The workers, reportedly demanding payment of back wages before their return to China, perched themselves on top of separate cranes before agreeing to come down after hours of negotiations with rescuers, an Agence France-Presse photographer said.
The crane protest came 10 days after a work stoppage by Chinese bus drivers erupted at a transport firm — Singapore’s first industrial strike since 1986.
The protest came as four drivers accused of instigating the Nov. 26 to 27 strike at state-linked transport firm SMRT appeared in court.
Liu Xiangying, 33, Gao Yue Qiang, 32, Wang Xianjie, 39, and He Jun Ling, 32 appeared in handcuffs and told the court they would engage defense lawyers. Their case was adjourned until Wednesday. Bail was set at S$10,000 (US$8,200) for three of them and at S$20,000 for one man who faces an extra charge.
They face a maximum fine of S$2,000 and/or a sentence of up to a year in prison. The other drivers who took part in the strike would get police warnings, but be allowed to stay and work in Singapore, the government said last week.
Twenty-nine other drivers have already been fired and sent back to China and one has been sentenced to six weeks in jail after pleading guilty to involvement in an illegal strike.

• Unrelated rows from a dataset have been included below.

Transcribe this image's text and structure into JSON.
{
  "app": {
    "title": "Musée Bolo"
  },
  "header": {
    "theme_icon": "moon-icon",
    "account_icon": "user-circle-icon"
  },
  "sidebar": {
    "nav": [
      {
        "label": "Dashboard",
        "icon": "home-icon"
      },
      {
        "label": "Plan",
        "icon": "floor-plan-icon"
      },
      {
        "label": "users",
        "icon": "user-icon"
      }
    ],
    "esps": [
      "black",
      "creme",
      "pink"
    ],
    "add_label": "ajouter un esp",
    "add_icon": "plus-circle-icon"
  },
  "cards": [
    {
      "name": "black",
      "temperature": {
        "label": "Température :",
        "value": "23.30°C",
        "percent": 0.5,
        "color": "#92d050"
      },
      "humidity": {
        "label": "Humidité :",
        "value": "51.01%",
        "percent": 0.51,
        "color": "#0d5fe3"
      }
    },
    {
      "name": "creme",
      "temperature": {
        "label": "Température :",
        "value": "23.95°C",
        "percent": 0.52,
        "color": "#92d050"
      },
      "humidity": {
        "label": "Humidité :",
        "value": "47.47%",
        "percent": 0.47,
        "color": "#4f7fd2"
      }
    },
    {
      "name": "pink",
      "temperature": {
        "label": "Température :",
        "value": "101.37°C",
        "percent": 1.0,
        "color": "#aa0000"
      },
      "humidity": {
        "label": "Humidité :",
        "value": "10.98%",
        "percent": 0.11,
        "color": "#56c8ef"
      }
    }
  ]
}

Activist groups have expressed outrage over the crackdown on the bus workers.
Human Rights Watch (HRW) issued a statement yesterday calling on Singapore to drop the charges against the four drivers and put an end to pay discrimination.
The striking drivers said they were being paid less than Malaysian colleagues for the same work.
“Singapore defies basic labor rights by criminalizing migrant workers for a work stoppage and threatening them with prison terms, fines and deportation,” HRW deputy Asia director Phil Robertson said.
“As a country that depends on migrant workers, Singapore should recognize it’s playing with fire by permitting private and state-owned companies to discriminate based on the nationality of the workers,” he added.
The Ministry of Manpower did not respond to a request for comment.
Singaporeans, most of whom are ethnic Chinese, were firmly in support of punishment for the workers, but also blamed the bus company, a poll showed.